University of Leicester study of diabetes prevention programmes suggests need for more rigorous implementation of NICE guidance
A major collaborative study into the prevention of diabetes by a team of academics from the University of Leicester and the University of Exeter has found that 'half-hearted' attempts to implement diabetes prevention guidance are much less effective than professionally developed, high-quality programmes.
The study, entitled 'Diabetes Prevention in the Real World: Effectiveness of Pragmatic Lifestyle Interventions for the Prevention of Type 2 Diabetes and of the Impact of Adherence to Guideline Recommendations. A Systematic Review and Meta-analysis', has been published in the academic journal Diabetes Care and follows years of research into diabetes prevention by teams at both universities.
The study sought to summarise the current evidence about preventing diabetes through lifestyle change in real world service delivery settings. The authors focused on the effectiveness of pragmatic diabetes prevention programmes which translated evidence from previous large clinical trials.
They additionally considered whether adherence to international guideline recommendations is associated with effectiveness and found that the more closely programmes adhere to the National Institute for Health and Care Excellence (NICE) guidance on programme content, the more effective they are.
Dr Alison Dunkley from the Leicester Diabetes Centre, who led the study, said: "We know that weight loss and physical activity can help prevent or delay the development of Type 2 diabetes in high risk people. The major challenge is how best to achieve healthy behaviour changes in routine clinical care.
"Our findings suggest that improved health outcomes are achievable in practice if current NICE recommendations on diabetes prevention are followed."
The Leicester Diabetes Centre has a close relationship with NICE. The Leicester Diabetes Centre is an alliance between the University Hospitals of Leicester NHS Trust (Leicester's Hospitals), the University of Leicester, the local community and Primary Care and is located at Leicester General Hospital.
The NICE guidance on preventing Type 2 diabetes encourages healthcare services to put greater resources into challenging diabetes. Professor Kamlesh Khunti from the University of Leicester, who oversaw the study, chaired the guidance. Study contributors Dr Thomas Yates and Professor Melanie Davies from the University of Leicester and Dr Colin Greaves from the University of Exeter were also on the NICE guidance committee.
The team identified 25 relevant studies from around the world. They analysed combined data from 22 of those studies which assessed weight loss in participants at 12-months. Overall, the average weight loss was around 2kg per individual - but this was significantly increased where the study closely followed NICE guidelines.

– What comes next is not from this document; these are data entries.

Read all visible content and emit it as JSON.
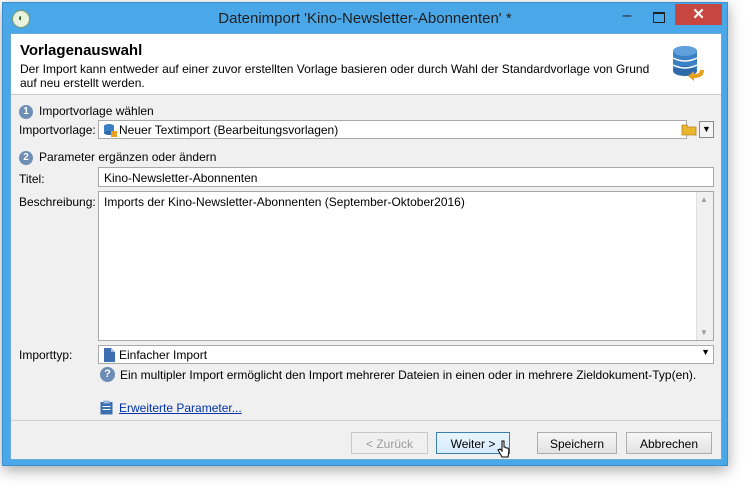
{
  "window": {
    "title": "Datenimport 'Kino-Newsletter-Abonnenten' *",
    "minimize": "–",
    "close": "✕"
  },
  "header": {
    "title": "Vorlagenauswahl",
    "description": "Der Import kann entweder auf einer zuvor erstellten Vorlage basieren oder durch Wahl der Standardvorlage von Grund auf neu erstellt werden."
  },
  "step1": {
    "number": "1",
    "label": "Importvorlage wählen"
  },
  "template": {
    "label": "Importvorlage:",
    "value": "Neuer Textimport (Bearbeitungsvorlagen)"
  },
  "step2": {
    "number": "2",
    "label": "Parameter ergänzen oder ändern"
  },
  "titel": {
    "label": "Titel:",
    "value": "Kino-Newsletter-Abonnenten"
  },
  "beschreibung": {
    "label": "Beschreibung:",
    "value": "Imports der Kino-Newsletter-Abonnenten (September-Oktober2016)"
  },
  "importtyp": {
    "label": "Importtyp:",
    "value": "Einfacher Import"
  },
  "help_text": "Ein multipler Import ermöglicht den Import mehrerer Dateien in einen oder in mehrere Zieldokument-Typ(en).",
  "advanced_link": "Erweiterte Parameter...",
  "buttons": {
    "back": "< Zurück",
    "next": "Weiter >",
    "save": "Speichern",
    "cancel": "Abbrechen"
  },
  "colors": {
    "titlebar": "#4aa8e8",
    "close": "#c7463f",
    "link": "#0033aa"
  }
}
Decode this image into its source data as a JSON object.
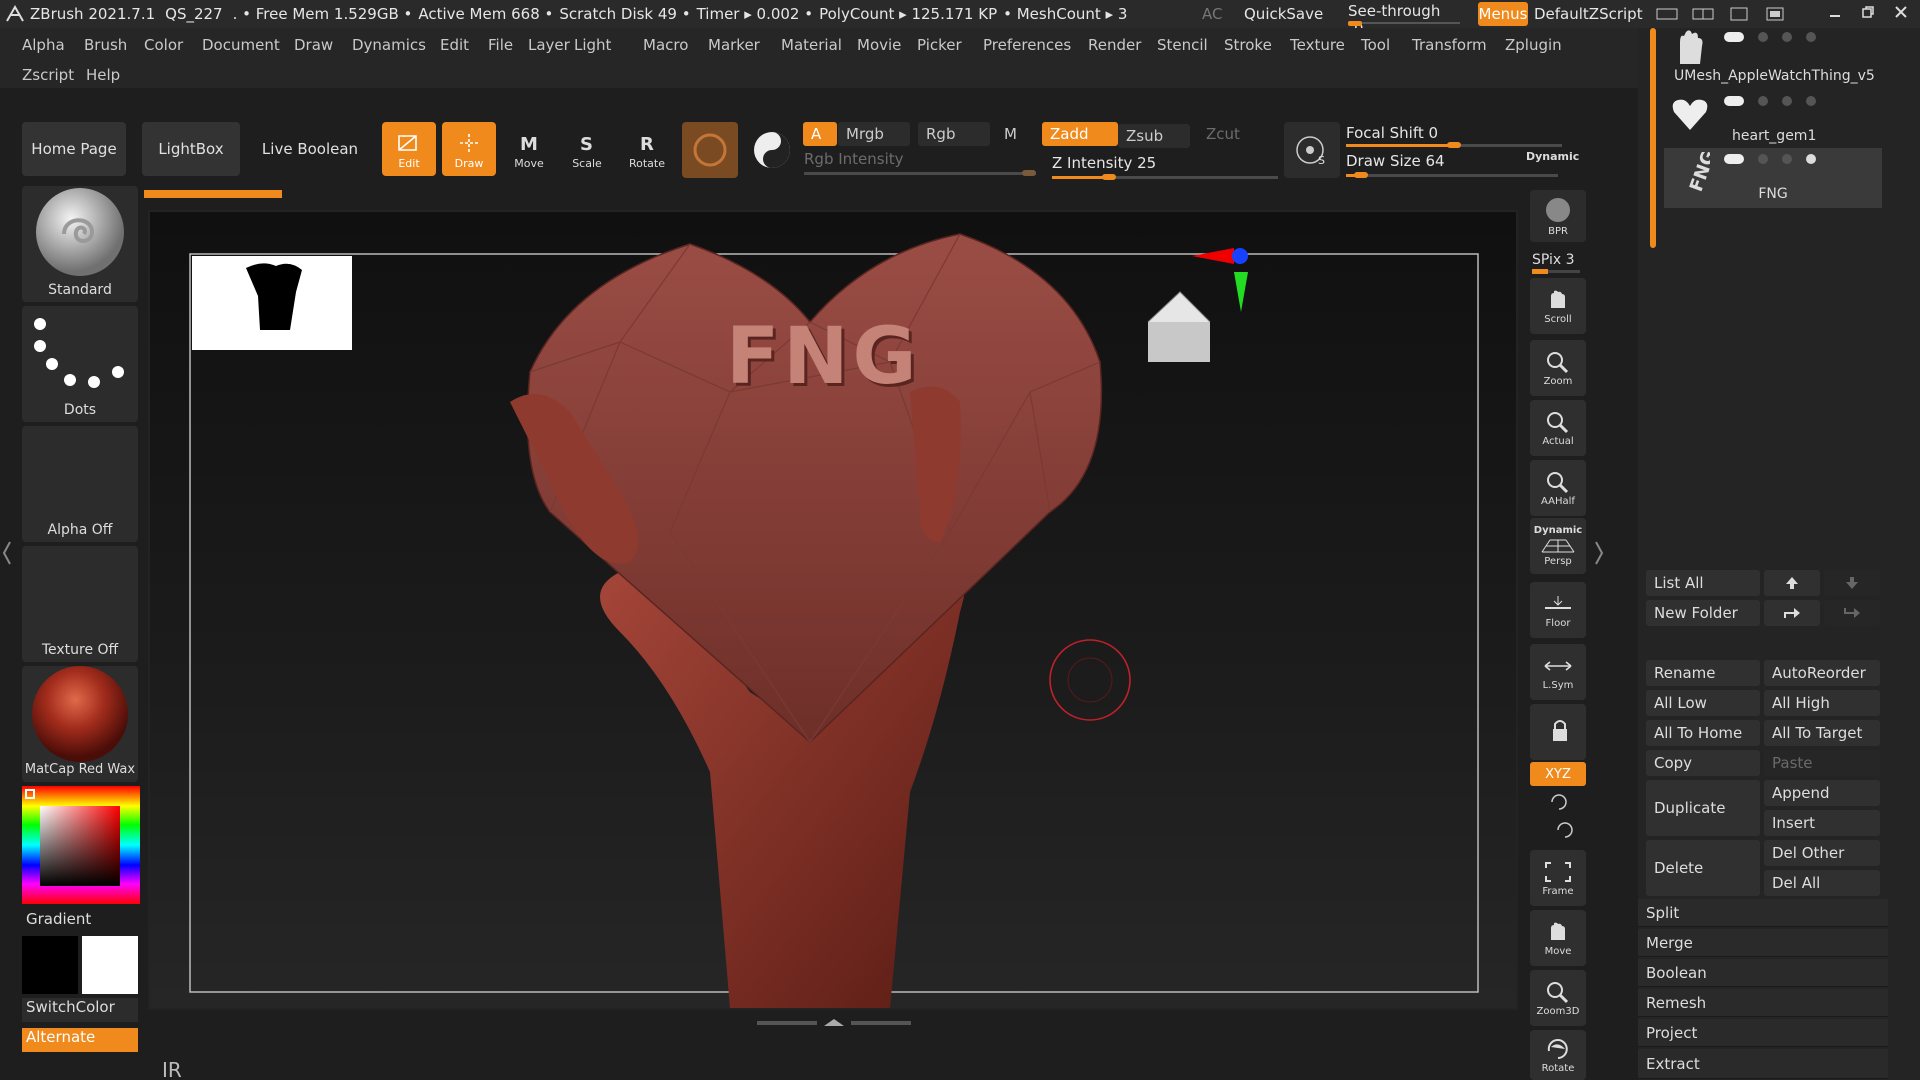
{
  "titlebar": {
    "app": "ZBrush 2021.7.1",
    "doc": "QS_227",
    "free_mem": ". • Free Mem 1.529GB •",
    "active_mem": "Active Mem 668 •",
    "scratch": "Scratch Disk 49 •",
    "timer": "Timer ▸ 0.002 •",
    "polycount": "PolyCount ▸ 125.171 KP",
    "meshcount": "• MeshCount ▸ 3",
    "ac": "AC",
    "quicksave": "QuickSave",
    "seethrough_label": "See-through",
    "seethrough_value": "0",
    "menus": "Menus",
    "default_zscript": "DefaultZScript"
  },
  "menu": {
    "row1": [
      "Alpha",
      "Brush",
      "Color",
      "Document",
      "Draw",
      "Dynamics",
      "Edit",
      "File",
      "Layer",
      "Light",
      "Macro",
      "Marker",
      "Material",
      "Movie",
      "Picker",
      "Preferences",
      "Render",
      "Stencil",
      "Stroke",
      "Texture",
      "Tool",
      "Transform",
      "Zplugin"
    ],
    "row2": [
      "Zscript",
      "Help"
    ]
  },
  "toolbar": {
    "home_page": "Home Page",
    "lightbox": "LightBox",
    "live_boolean": "Live Boolean",
    "edit": "Edit",
    "draw": "Draw",
    "move": "Move",
    "scale": "Scale",
    "rotate": "Rotate",
    "a": "A",
    "mrgb": "Mrgb",
    "rgb": "Rgb",
    "m": "M",
    "zadd": "Zadd",
    "zsub": "Zsub",
    "zcut": "Zcut",
    "rgb_intensity": "Rgb Intensity",
    "z_intensity": "Z Intensity 25",
    "z_intensity_level": 0.25,
    "focal_shift": "Focal Shift 0",
    "focal_shift_level": 0.5,
    "draw_size": "Draw Size 64",
    "draw_size_level": 0.07,
    "dynamic": "Dynamic",
    "accent": "#f08a1c"
  },
  "shelf": {
    "brush": "Standard",
    "stroke": "Dots",
    "alpha": "Alpha Off",
    "texture": "Texture Off",
    "material": "MatCap Red Wax",
    "gradient": "Gradient",
    "switchcolor": "SwitchColor",
    "alternate": "Alternate"
  },
  "canvas": {
    "heart_text": "FNG",
    "cursor_icon": "brush-circle-icon",
    "bottom_text": "IR",
    "model_color": "#8a3a30"
  },
  "side": {
    "bpr": "BPR",
    "spix": "SPix 3",
    "scroll": "Scroll",
    "zoom": "Zoom",
    "actual": "Actual",
    "aahalf": "AAHalf",
    "dynamic": "Dynamic",
    "persp": "Persp",
    "floor": "Floor",
    "lsym": "L.Sym",
    "xyz": "XYZ",
    "frame": "Frame",
    "move": "Move",
    "zoom3d": "Zoom3D",
    "rotate": "Rotate"
  },
  "subtool": {
    "items": [
      "UMesh_AppleWatchThing_v5",
      "heart_gem1",
      "FNG"
    ],
    "list_all": "List All",
    "new_folder": "New Folder",
    "rename": "Rename",
    "autoreorder": "AutoReorder",
    "all_low": "All Low",
    "all_high": "All High",
    "all_to_home": "All To Home",
    "all_to_target": "All To Target",
    "copy": "Copy",
    "paste": "Paste",
    "duplicate": "Duplicate",
    "append": "Append",
    "insert": "Insert",
    "delete": "Delete",
    "del_other": "Del Other",
    "del_all": "Del All",
    "split": "Split",
    "merge": "Merge",
    "boolean": "Boolean",
    "remesh": "Remesh",
    "project": "Project",
    "extract": "Extract"
  }
}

The study found that the closer the programme adhered to the guidance, the more weight loss participants achieved.
The findings suggest that pragmatic "real world" diabetes prevention programmes that follow NICE's guidelines can be effective in supporting people to make the lifestyle changes - such as weight loss - that are needed to prevent Type-2 diabetes.
However, effectiveness varies substantially between programmes, being non-existent in some and strongest in those that stuck closely to the NICE guideline recommendations. In essence, this means that only high quality, evidence based, quality assured programmes, which utilise specific behaviour change techniques are likely to deliver an effective response to the growing diabetes epidemic.
Dr Greaves said: "Now is the time to act and establish a national service for diabetes prevention. If we want to prevent being swamped by a tidal wave of diabetes in the next 20 to 30 years, then we need to start investing heavily in diabetes prevention services. This will require a national effort, co-ordinated by government and public health and NHS bodies. As existing services are under immense financial strain, this will require new money and a new workforce focused on lifestyle change."
The study concludes by suggesting that investing in high quality lifestyle programmes would not only reduce the risk of diabetes, but also heart disease, stroke and other long terms illnesses.
Source: University of Leicester